The fate of New York's budget, its school spending, and even whether it increases taxes on the rich, for once, doesn't hinge on what happens within the state's borders. 

It depends on what happens in Maine. Or Colorado. Or Florida. Or Pennsylvania.

What New York ultimately winds up getting from Washington could hinge on the outcome of a handful of elections and states this year. If Democrats recapture the White House and the U.S. Senate, New York will have a clear path to a hefty aid package in early 2021. 

If Republicans retain the Senate or if President Donald Trump wins again — or both — a COVID-19 relief bill is still likely, albeit almost certainly a smaller one. 

"Basically, the governor is betting the house on an election result that produces a bailout large enough to kick this problem down the road for a year and a half or even two," said EJ McMahon, a senior fellow at the Empire Center. "If that doesn't happen, I think what the budget numbers show is the state is in a lot of trouble."

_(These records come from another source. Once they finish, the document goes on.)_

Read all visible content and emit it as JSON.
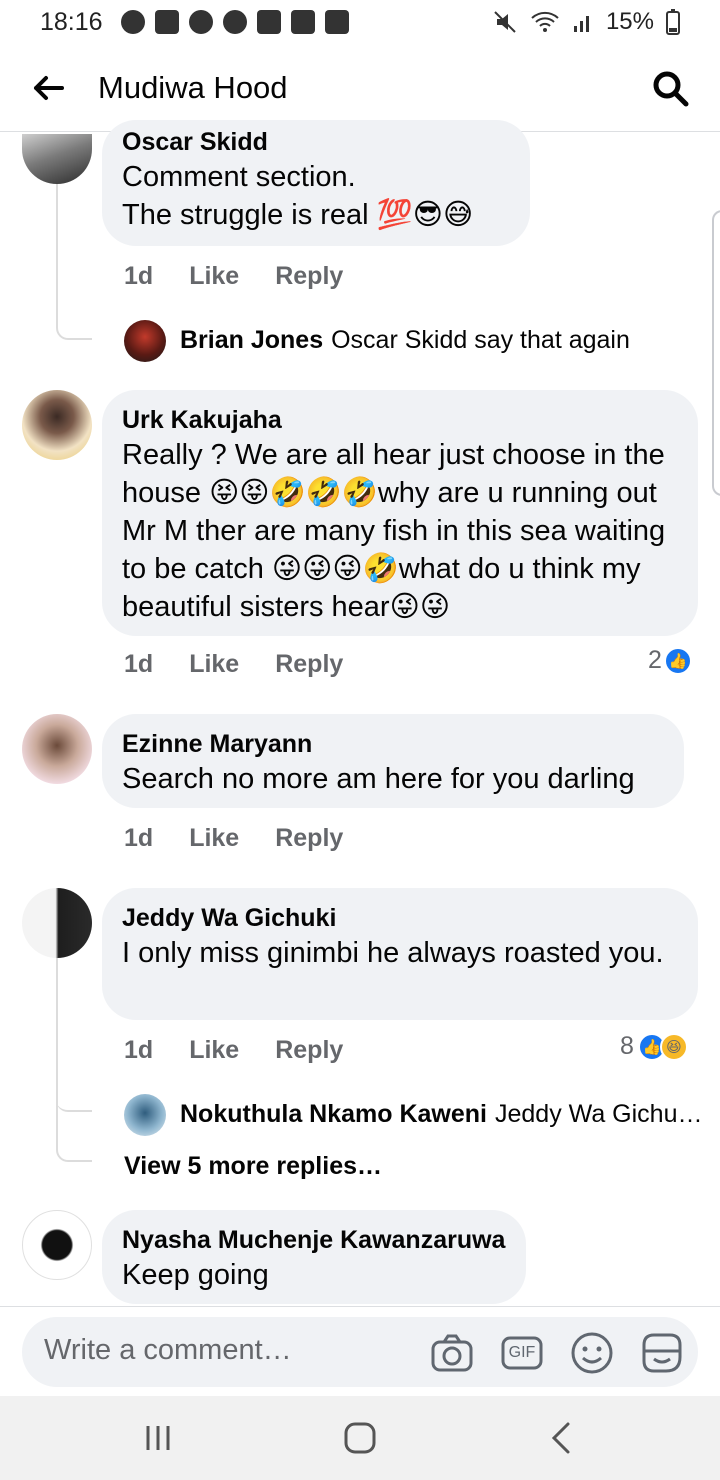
{
  "status_bar": {
    "time": "18:16",
    "battery": "15%"
  },
  "header": {
    "title": "Mudiwa Hood"
  },
  "comments": [
    {
      "author": "Oscar Skidd",
      "text": "Comment section.\nThe struggle is real 💯😎😅",
      "time": "1d",
      "like": "Like",
      "reply": "Reply"
    },
    {
      "author": "Urk Kakujaha",
      "text": "Really ? We are all hear just choose in the house 😝😝🤣🤣🤣why are u running out Mr M ther are many fish in this sea waiting to be catch 😜😜😜🤣what do u think my beautiful sisters hear😜😜",
      "time": "1d",
      "like": "Like",
      "reply": "Reply",
      "reactions": "2"
    },
    {
      "author": "Ezinne Maryann",
      "text": "Search no more am here for you darling",
      "time": "1d",
      "like": "Like",
      "reply": "Reply"
    },
    {
      "author": "Jeddy Wa Gichuki",
      "text": "I only miss ginimbi he always roasted you.",
      "time": "1d",
      "like": "Like",
      "reply": "Reply",
      "reactions": "8"
    },
    {
      "author": "Nyasha Muchenje Kawanzaruwa",
      "text": "Keep going"
    }
  ],
  "replies": [
    {
      "author": "Brian Jones",
      "text": "Oscar Skidd say that again"
    },
    {
      "author": "Nokuthula Nkamo Kaweni",
      "text": "Jeddy Wa Gichu…"
    }
  ],
  "view_more": "View 5 more replies…",
  "composer": {
    "placeholder": "Write a comment…",
    "gif_label": "GIF"
  },
  "colors": {
    "link_blue": "#1877f2",
    "bubble": "#f0f2f5",
    "meta_gray": "#65676b"
  }
}
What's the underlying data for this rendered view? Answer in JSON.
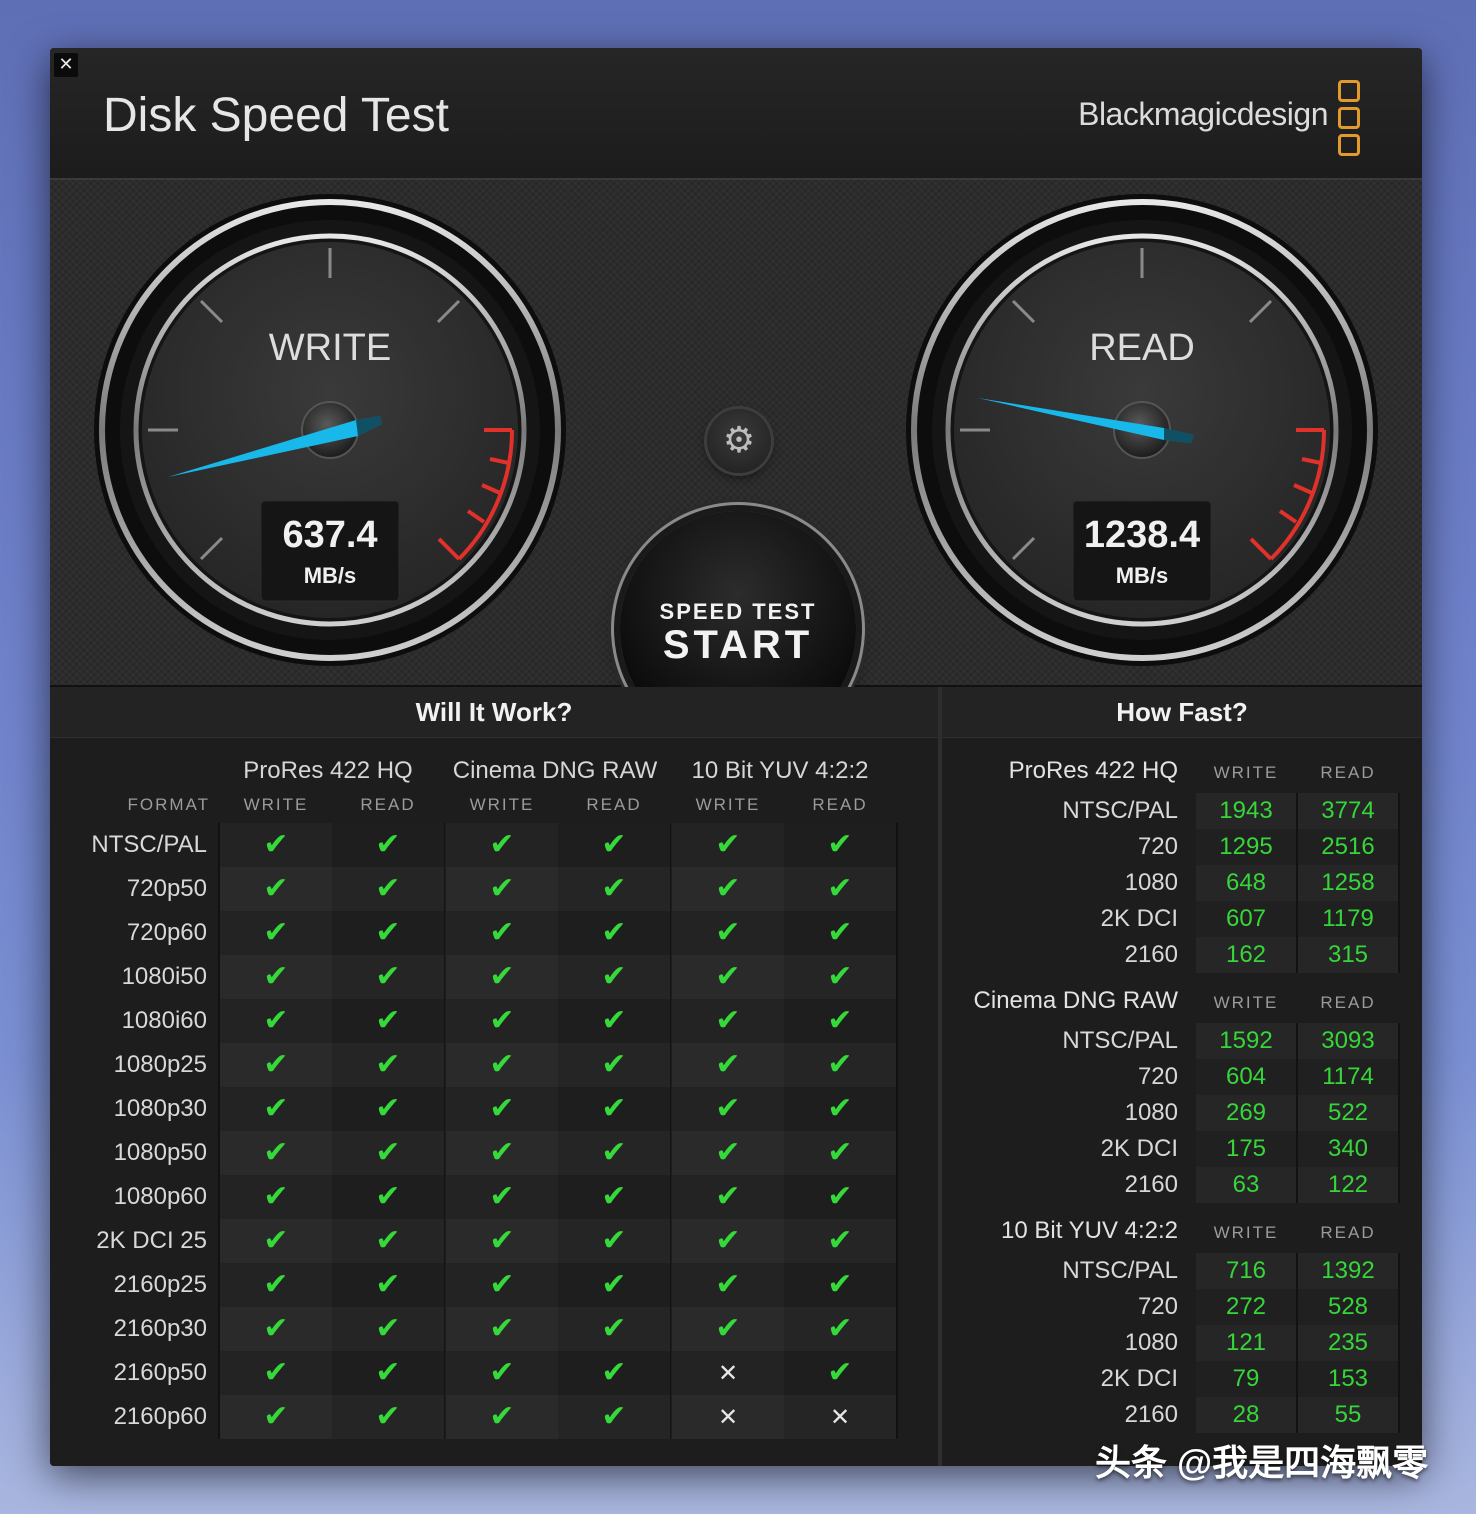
{
  "window": {
    "close_icon": "✕",
    "title": "Disk Speed Test",
    "brand": "Blackmagicdesign"
  },
  "gauges": {
    "write": {
      "title": "WRITE",
      "value": "637.4",
      "unit": "MB/s"
    },
    "read": {
      "title": "READ",
      "value": "1238.4",
      "unit": "MB/s"
    }
  },
  "start_button": {
    "sub": "SPEED TEST",
    "main": "START"
  },
  "settings_icon": "gear-icon",
  "will_it_work": {
    "header": "Will It Work?",
    "format_label": "FORMAT",
    "groups": [
      "ProRes 422 HQ",
      "Cinema DNG RAW",
      "10 Bit YUV 4:2:2"
    ],
    "columns": [
      "WRITE",
      "READ",
      "WRITE",
      "READ",
      "WRITE",
      "READ"
    ],
    "rows": [
      {
        "label": "NTSC/PAL",
        "cells": [
          1,
          1,
          1,
          1,
          1,
          1
        ]
      },
      {
        "label": "720p50",
        "cells": [
          1,
          1,
          1,
          1,
          1,
          1
        ]
      },
      {
        "label": "720p60",
        "cells": [
          1,
          1,
          1,
          1,
          1,
          1
        ]
      },
      {
        "label": "1080i50",
        "cells": [
          1,
          1,
          1,
          1,
          1,
          1
        ]
      },
      {
        "label": "1080i60",
        "cells": [
          1,
          1,
          1,
          1,
          1,
          1
        ]
      },
      {
        "label": "1080p25",
        "cells": [
          1,
          1,
          1,
          1,
          1,
          1
        ]
      },
      {
        "label": "1080p30",
        "cells": [
          1,
          1,
          1,
          1,
          1,
          1
        ]
      },
      {
        "label": "1080p50",
        "cells": [
          1,
          1,
          1,
          1,
          1,
          1
        ]
      },
      {
        "label": "1080p60",
        "cells": [
          1,
          1,
          1,
          1,
          1,
          1
        ]
      },
      {
        "label": "2K DCI 25",
        "cells": [
          1,
          1,
          1,
          1,
          1,
          1
        ]
      },
      {
        "label": "2160p25",
        "cells": [
          1,
          1,
          1,
          1,
          1,
          1
        ]
      },
      {
        "label": "2160p30",
        "cells": [
          1,
          1,
          1,
          1,
          1,
          1
        ]
      },
      {
        "label": "2160p50",
        "cells": [
          1,
          1,
          1,
          1,
          0,
          1
        ]
      },
      {
        "label": "2160p60",
        "cells": [
          1,
          1,
          1,
          1,
          0,
          0
        ]
      }
    ],
    "check_glyph": "✔",
    "cross_glyph": "✕"
  },
  "how_fast": {
    "header": "How Fast?",
    "write_label": "WRITE",
    "read_label": "READ",
    "sections": [
      {
        "title": "ProRes 422 HQ",
        "rows": [
          {
            "label": "NTSC/PAL",
            "write": "1943",
            "read": "3774"
          },
          {
            "label": "720",
            "write": "1295",
            "read": "2516"
          },
          {
            "label": "1080",
            "write": "648",
            "read": "1258"
          },
          {
            "label": "2K DCI",
            "write": "607",
            "read": "1179"
          },
          {
            "label": "2160",
            "write": "162",
            "read": "315"
          }
        ]
      },
      {
        "title": "Cinema DNG RAW",
        "rows": [
          {
            "label": "NTSC/PAL",
            "write": "1592",
            "read": "3093"
          },
          {
            "label": "720",
            "write": "604",
            "read": "1174"
          },
          {
            "label": "1080",
            "write": "269",
            "read": "522"
          },
          {
            "label": "2K DCI",
            "write": "175",
            "read": "340"
          },
          {
            "label": "2160",
            "write": "63",
            "read": "122"
          }
        ]
      },
      {
        "title": "10 Bit YUV 4:2:2",
        "rows": [
          {
            "label": "NTSC/PAL",
            "write": "716",
            "read": "1392"
          },
          {
            "label": "720",
            "write": "272",
            "read": "528"
          },
          {
            "label": "1080",
            "write": "121",
            "read": "235"
          },
          {
            "label": "2K DCI",
            "write": "79",
            "read": "153"
          },
          {
            "label": "2160",
            "write": "28",
            "read": "55"
          }
        ]
      }
    ]
  },
  "watermark": "头条 @我是四海飘零",
  "colors": {
    "check": "#35d93a",
    "value_green": "#36d63a",
    "needle": "#19b8ea",
    "redline": "#e0312b",
    "brand_logo": "#e39a2d"
  }
}
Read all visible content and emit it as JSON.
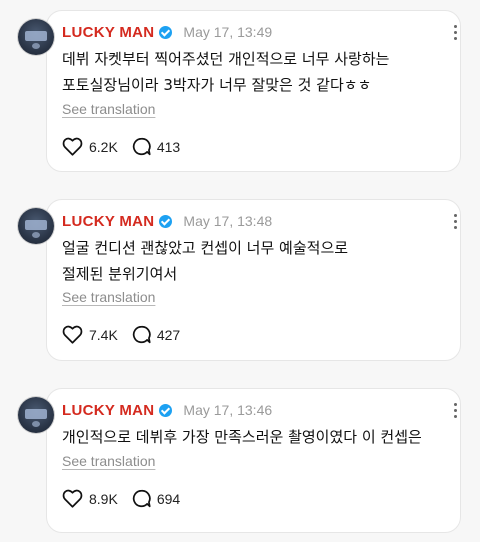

An aid package has stalled since the spring amid opposition from Republicans in the U.S. Senate, who have accused states like New York and California of seeking a "blue state bailout." 

A mid-year budget update released Friday painted a dark picture of the state's finances due to the ongoing coronavirus pandemic. Lost revenue has led to multi-year budget gaps that could have a cascading effect on schools, local governments and non-profit social service entities that provide programs to vulnerable people. 

For now, the state has been withholding some funding to entities that rely on state payments. And at the moment, this arrangement can hold up. This has kept the door open to federal aid for state even as the plan B, an ugly mix of tax hikes, spending cuts and borrowing is yet to be specified, but remains in the wings.  

"By the state not taking action, it makes it harder to close this year's gap and next year's gap," said David Friedfel of the Citizens Budget Commission.

"For entities who have been told that may have their payments will be decreased by 20%, it leaves them with the sense they won't know what their budgets look like for the rest of the year." 

But what happens if state muddles through with a less-than-generous aid plan or a package that offers only one year of financial help? 

"What are [they] going to do a year or two later after that runs out?" McMahon said. "That question has not really been addressed."